This work precisely reformulates the quantum barren plateau statement towards a precision statement and injects new hope toward near-term variational quantum algorithms, and provides theoretical connections toward classical machine learning.

SensorFormer: Efficient Many-to-Many Sensor Calibration With Learnable Input Subsampling

It is argued that both recent past and close future measurements help to achieve accurate calibration, whereas accuracy improvements beyond the past come with a delay introduced by the occurrence of the future.

References

SHOWING 1-10 OF 34 REFERENCES

Pruning Neural Networks at Initialization: Why are We Missing the Mark?

It is shown that, unlike pruning after training, accuracy is the same or higher when randomly shuffling which weights these methods prune within each layer or sampling new initial values, undermining the claimed justifications for these methods and suggesting broader challenges with the underlying pruning heuristics.

Finite Versus Infinite Neural Networks: an Empirical Study

Improved best practices for using NNGP and NT kernels for prediction are developed, including a novel ensembling technique that achieves state-of-the-art results on CIFAR-10 classification for kernels corresponding to each architecture class the authors consider.

Pruning neural networks without any data by iteratively conserving synaptic flow

The data-agnostic pruning algorithm challenges the existing paradigm that, at initialization, data must be used to quantify which synapses are important, and consistently competes with or outperforms existing state-of-the-art pruning algorithms at initialization over a range of models, datasets, and sparsity constraints.

Picking Winning Tickets Before Training by Preserving Gradient Flow

This work argues that efficient training requires preserving the gradient flow through the network, and proposes a simple but effective pruning criterion called Gradient Signal Preservation (GraSP), which achieves significantly better performance than the baseline at extreme sparsity levels.

Scaling Laws for Neural Language Models

Larger models are significantly more sample-efficient, such that optimally compute-efficient training involves training very large models on a relatively modest amount of data and stopping significantly before convergence.

Rigging the Lottery: Making All Tickets Winners

This paper introduces a method to train sparse neural networks with a fixed parameter count and a fixed computational cost throughout training, without sacrificing accuracy relative to existing dense-to-sparse training methods.

Fast Sparse ConvNets

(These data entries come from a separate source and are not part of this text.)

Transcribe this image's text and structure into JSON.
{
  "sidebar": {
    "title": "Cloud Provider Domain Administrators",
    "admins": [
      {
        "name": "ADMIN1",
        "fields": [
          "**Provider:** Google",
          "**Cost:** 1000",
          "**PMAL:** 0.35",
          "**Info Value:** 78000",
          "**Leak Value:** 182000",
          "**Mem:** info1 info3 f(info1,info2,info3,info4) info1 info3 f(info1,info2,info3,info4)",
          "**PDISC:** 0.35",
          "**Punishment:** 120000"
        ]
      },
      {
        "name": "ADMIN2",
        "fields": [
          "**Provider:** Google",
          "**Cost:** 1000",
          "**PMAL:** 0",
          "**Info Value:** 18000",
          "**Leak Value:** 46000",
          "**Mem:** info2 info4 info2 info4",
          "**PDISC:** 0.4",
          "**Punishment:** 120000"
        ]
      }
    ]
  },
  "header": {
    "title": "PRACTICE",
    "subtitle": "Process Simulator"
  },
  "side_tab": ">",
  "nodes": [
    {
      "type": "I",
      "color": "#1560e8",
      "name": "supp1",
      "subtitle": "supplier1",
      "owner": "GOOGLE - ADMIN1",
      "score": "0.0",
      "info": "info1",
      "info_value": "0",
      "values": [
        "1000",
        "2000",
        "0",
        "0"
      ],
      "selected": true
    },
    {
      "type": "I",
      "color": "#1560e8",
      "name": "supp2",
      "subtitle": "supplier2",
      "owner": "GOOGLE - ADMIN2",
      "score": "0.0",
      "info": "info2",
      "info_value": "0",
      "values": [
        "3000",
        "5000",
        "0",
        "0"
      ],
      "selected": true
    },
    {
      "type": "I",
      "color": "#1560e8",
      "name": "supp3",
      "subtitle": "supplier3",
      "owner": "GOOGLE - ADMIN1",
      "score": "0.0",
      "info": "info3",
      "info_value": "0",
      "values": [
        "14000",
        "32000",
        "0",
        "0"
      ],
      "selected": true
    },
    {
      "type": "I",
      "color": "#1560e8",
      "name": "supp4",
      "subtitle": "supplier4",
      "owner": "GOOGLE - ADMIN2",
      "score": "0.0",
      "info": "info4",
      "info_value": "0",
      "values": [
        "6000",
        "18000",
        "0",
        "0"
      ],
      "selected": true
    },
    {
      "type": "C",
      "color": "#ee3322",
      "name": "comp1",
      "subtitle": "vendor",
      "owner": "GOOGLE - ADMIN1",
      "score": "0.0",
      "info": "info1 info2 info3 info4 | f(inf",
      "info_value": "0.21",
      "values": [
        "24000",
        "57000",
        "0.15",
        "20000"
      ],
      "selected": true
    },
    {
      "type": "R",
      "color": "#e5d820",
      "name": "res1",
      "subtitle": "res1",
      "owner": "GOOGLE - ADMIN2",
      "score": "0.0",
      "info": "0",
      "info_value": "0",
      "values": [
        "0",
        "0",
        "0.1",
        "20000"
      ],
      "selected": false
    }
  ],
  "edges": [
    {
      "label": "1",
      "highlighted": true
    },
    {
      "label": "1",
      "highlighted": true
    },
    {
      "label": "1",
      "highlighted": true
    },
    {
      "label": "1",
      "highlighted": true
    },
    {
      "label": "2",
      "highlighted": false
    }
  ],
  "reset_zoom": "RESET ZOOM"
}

This work introduces a family of efficient sparse kernels for several hardware platforms, and shows that sparse versions of MobileNet v1 and Mobile net v2 architectures substantially outperform strong dense baselines on the efficiency-accuracy curve.

Drawing early-bird tickets: Towards more efficient training of deep networks

This paper discovers for the first time that the winning tickets can be identified at the very early training stage, which it is term as early-bird (EB) tickets, via low-cost training schemes at large learning rates, consistent with recently reported observations that the key connectivity patterns of neural networks emerge early.

Reconciling modern machine-learning practice and the classical bias–variance trade-off

This work shows how classical theory and modern practice can be reconciled within a single unified performance curve and proposes a mechanism underlying its emergence, and provides evidence for the existence and ubiquity of double descent for a wide spectrum of models and datasets.